--- What to do ---
Please retype the whole listing so that it matches the original exactly.
### Listed entries
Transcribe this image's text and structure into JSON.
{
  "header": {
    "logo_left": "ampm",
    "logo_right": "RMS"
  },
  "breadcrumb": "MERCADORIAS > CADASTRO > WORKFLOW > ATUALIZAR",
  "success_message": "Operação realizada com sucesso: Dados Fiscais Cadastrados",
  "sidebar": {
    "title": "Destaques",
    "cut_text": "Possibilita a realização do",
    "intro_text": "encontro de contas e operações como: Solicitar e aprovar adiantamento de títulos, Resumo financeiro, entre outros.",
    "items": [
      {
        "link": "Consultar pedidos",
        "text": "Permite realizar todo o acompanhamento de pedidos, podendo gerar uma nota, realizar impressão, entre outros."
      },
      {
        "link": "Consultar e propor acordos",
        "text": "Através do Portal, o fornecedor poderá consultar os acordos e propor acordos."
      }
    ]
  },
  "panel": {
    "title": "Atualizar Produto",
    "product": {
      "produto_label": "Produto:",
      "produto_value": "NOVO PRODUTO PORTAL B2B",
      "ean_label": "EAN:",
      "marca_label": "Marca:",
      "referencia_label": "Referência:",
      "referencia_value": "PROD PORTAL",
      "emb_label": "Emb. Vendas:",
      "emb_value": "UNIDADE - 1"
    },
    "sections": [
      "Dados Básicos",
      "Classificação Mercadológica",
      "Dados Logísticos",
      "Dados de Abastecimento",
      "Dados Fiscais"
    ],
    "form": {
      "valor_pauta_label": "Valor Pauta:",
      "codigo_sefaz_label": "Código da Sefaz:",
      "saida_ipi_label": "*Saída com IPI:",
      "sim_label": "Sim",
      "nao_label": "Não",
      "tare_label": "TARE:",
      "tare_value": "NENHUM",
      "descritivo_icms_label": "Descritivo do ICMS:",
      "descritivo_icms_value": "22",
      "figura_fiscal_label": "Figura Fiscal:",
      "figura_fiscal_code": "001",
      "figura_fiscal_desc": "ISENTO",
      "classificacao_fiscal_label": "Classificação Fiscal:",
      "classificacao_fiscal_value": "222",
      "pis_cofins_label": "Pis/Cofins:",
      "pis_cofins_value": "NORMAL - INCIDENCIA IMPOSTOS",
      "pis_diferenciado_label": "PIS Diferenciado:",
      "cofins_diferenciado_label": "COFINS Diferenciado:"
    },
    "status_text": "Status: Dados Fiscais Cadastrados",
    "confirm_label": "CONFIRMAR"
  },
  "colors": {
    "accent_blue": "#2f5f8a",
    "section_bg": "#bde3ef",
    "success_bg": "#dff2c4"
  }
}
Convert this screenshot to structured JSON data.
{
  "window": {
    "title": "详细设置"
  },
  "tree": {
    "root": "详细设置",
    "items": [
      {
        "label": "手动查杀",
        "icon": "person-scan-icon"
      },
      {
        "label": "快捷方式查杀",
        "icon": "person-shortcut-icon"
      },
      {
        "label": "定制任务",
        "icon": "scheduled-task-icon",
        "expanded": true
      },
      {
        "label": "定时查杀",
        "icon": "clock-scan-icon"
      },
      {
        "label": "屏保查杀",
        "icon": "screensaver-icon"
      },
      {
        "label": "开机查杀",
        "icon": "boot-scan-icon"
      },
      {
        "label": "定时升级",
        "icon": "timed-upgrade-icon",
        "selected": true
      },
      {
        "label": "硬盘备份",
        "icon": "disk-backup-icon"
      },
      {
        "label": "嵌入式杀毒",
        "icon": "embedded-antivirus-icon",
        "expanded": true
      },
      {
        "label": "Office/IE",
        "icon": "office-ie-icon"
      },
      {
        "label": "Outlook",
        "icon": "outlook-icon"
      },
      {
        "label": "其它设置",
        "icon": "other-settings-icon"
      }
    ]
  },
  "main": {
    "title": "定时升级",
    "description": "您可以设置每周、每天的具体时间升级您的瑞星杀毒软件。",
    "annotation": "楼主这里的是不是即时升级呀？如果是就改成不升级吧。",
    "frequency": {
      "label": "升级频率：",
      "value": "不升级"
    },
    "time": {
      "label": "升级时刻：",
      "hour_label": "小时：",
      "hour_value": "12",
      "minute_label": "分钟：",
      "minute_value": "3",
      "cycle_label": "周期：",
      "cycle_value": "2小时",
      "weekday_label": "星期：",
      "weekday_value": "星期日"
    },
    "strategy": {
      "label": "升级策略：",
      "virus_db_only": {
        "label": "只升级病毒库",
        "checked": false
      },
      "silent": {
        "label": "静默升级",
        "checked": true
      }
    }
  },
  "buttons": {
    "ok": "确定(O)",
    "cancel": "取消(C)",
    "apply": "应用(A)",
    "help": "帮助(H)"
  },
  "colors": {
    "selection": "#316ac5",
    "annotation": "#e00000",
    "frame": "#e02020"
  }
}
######
--- Answer for the task ---
Transcribe this image's text and structure into JSON.
{
  "header": {
    "logo_left": "ampm",
    "logo_right": "RMS"
  },
  "breadcrumb": "MERCADORIAS > CADASTRO > WORKFLOW > ATUALIZAR",
  "success_message": "Operação realizada com sucesso: Dados Fiscais Cadastrados",
  "sidebar": {
    "title": "Destaques",
    "cut_text": "Possibilita a realização do",
    "intro_text": "encontro de contas e operações como: Solicitar e aprovar adiantamento de títulos, Resumo financeiro, entre outros.",
    "items": [
      {
        "link": "Consultar pedidos",
        "text": "Permite realizar todo o acompanhamento de pedidos, podendo gerar uma nota, realizar impressão, entre outros."
      },
      {
        "link": "Consultar e propor acordos",
        "text": "Através do Portal, o fornecedor poderá consultar os acordos e propor acordos."
      }
    ]
  },
  "panel": {
    "title": "Atualizar Produto",
    "product": {
      "produto_label": "Produto:",
      "produto_value": "NOVO PRODUTO PORTAL B2B",
      "ean_label": "EAN:",
      "marca_label": "Marca:",
      "referencia_label": "Referência:",
      "referencia_value": "PROD PORTAL",
      "emb_label": "Emb. Vendas:",
      "emb_value": "UNIDADE - 1"
    },
    "sections": [
      "Dados Básicos",
      "Classificação Mercadológica",
      "Dados Logísticos",
      "Dados de Abastecimento",
      "Dados Fiscais"
    ],
    "form": {
      "valor_pauta_label": "Valor Pauta:",
      "codigo_sefaz_label": "Código da Sefaz:",
      "saida_ipi_label": "*Saída com IPI:",
      "sim_label": "Sim",
      "nao_label": "Não",
      "tare_label": "TARE:",
      "tare_value": "NENHUM",
      "descritivo_icms_label": "Descritivo do ICMS:",
      "descritivo_icms_value": "22",
      "figura_fiscal_label": "Figura Fiscal:",
      "figura_fiscal_code": "001",
      "figura_fiscal_desc": "ISENTO",
      "classificacao_fiscal_label": "Classificação Fiscal:",
      "classificacao_fiscal_value": "222",
      "pis_cofins_label": "Pis/Cofins:",
      "pis_cofins_value": "NORMAL - INCIDENCIA IMPOSTOS",
      "pis_diferenciado_label": "PIS Diferenciado:",
      "cofins_diferenciado_label": "COFINS Diferenciado:"
    },
    "status_text": "Status: Dados Fiscais Cadastrados",
    "confirm_label": "CONFIRMAR"
  },
  "colors": {
    "accent_blue": "#2f5f8a",
    "section_bg": "#bde3ef",
    "success_bg": "#dff2c4"
  }
}
Convert this screenshot to structured JSON data.
{
  "window": {
    "title": "详细设置"
  },
  "tree": {
    "root": "详细设置",
    "items": [
      {
        "label": "手动查杀",
        "icon": "person-scan-icon"
      },
      {
        "label": "快捷方式查杀",
        "icon": "person-shortcut-icon"
      },
      {
        "label": "定制任务",
        "icon": "scheduled-task-icon",
        "expanded": true
      },
      {
        "label": "定时查杀",
        "icon": "clock-scan-icon"
      },
      {
        "label": "屏保查杀",
        "icon": "screensaver-icon"
      },
      {
        "label": "开机查杀",
        "icon": "boot-scan-icon"
      },
      {
        "label": "定时升级",
        "icon": "timed-upgrade-icon",
        "selected": true
      },
      {
        "label": "硬盘备份",
        "icon": "disk-backup-icon"
      },
      {
        "label": "嵌入式杀毒",
        "icon": "embedded-antivirus-icon",
        "expanded": true
      },
      {
        "label": "Office/IE",
        "icon": "office-ie-icon"
      },
      {
        "label": "Outlook",
        "icon": "outlook-icon"
      },
      {
        "label": "其它设置",
        "icon": "other-settings-icon"
      }
    ]
  },
  "main": {
    "title": "定时升级",
    "description": "您可以设置每周、每天的具体时间升级您的瑞星杀毒软件。",
    "annotation": "楼主这里的是不是即时升级呀？如果是就改成不升级吧。",
    "frequency": {
      "label": "升级频率：",
      "value": "不升级"
    },
    "time": {
      "label": "升级时刻：",
      "hour_label": "小时：",
      "hour_value": "12",
      "minute_label": "分钟：",
      "minute_value": "3",
      "cycle_label": "周期：",
      "cycle_value": "2小时",
      "weekday_label": "星期：",
      "weekday_value": "星期日"
    },
    "strategy": {
      "label": "升级策略：",
      "virus_db_only": {
        "label": "只升级病毒库",
        "checked": false
      },
      "silent": {
        "label": "静默升级",
        "checked": true
      }
    }
  },
  "buttons": {
    "ok": "确定(O)",
    "cancel": "取消(C)",
    "apply": "应用(A)",
    "help": "帮助(H)"
  },
  "colors": {
    "selection": "#316ac5",
    "annotation": "#e00000",
    "frame": "#e02020"
  }
}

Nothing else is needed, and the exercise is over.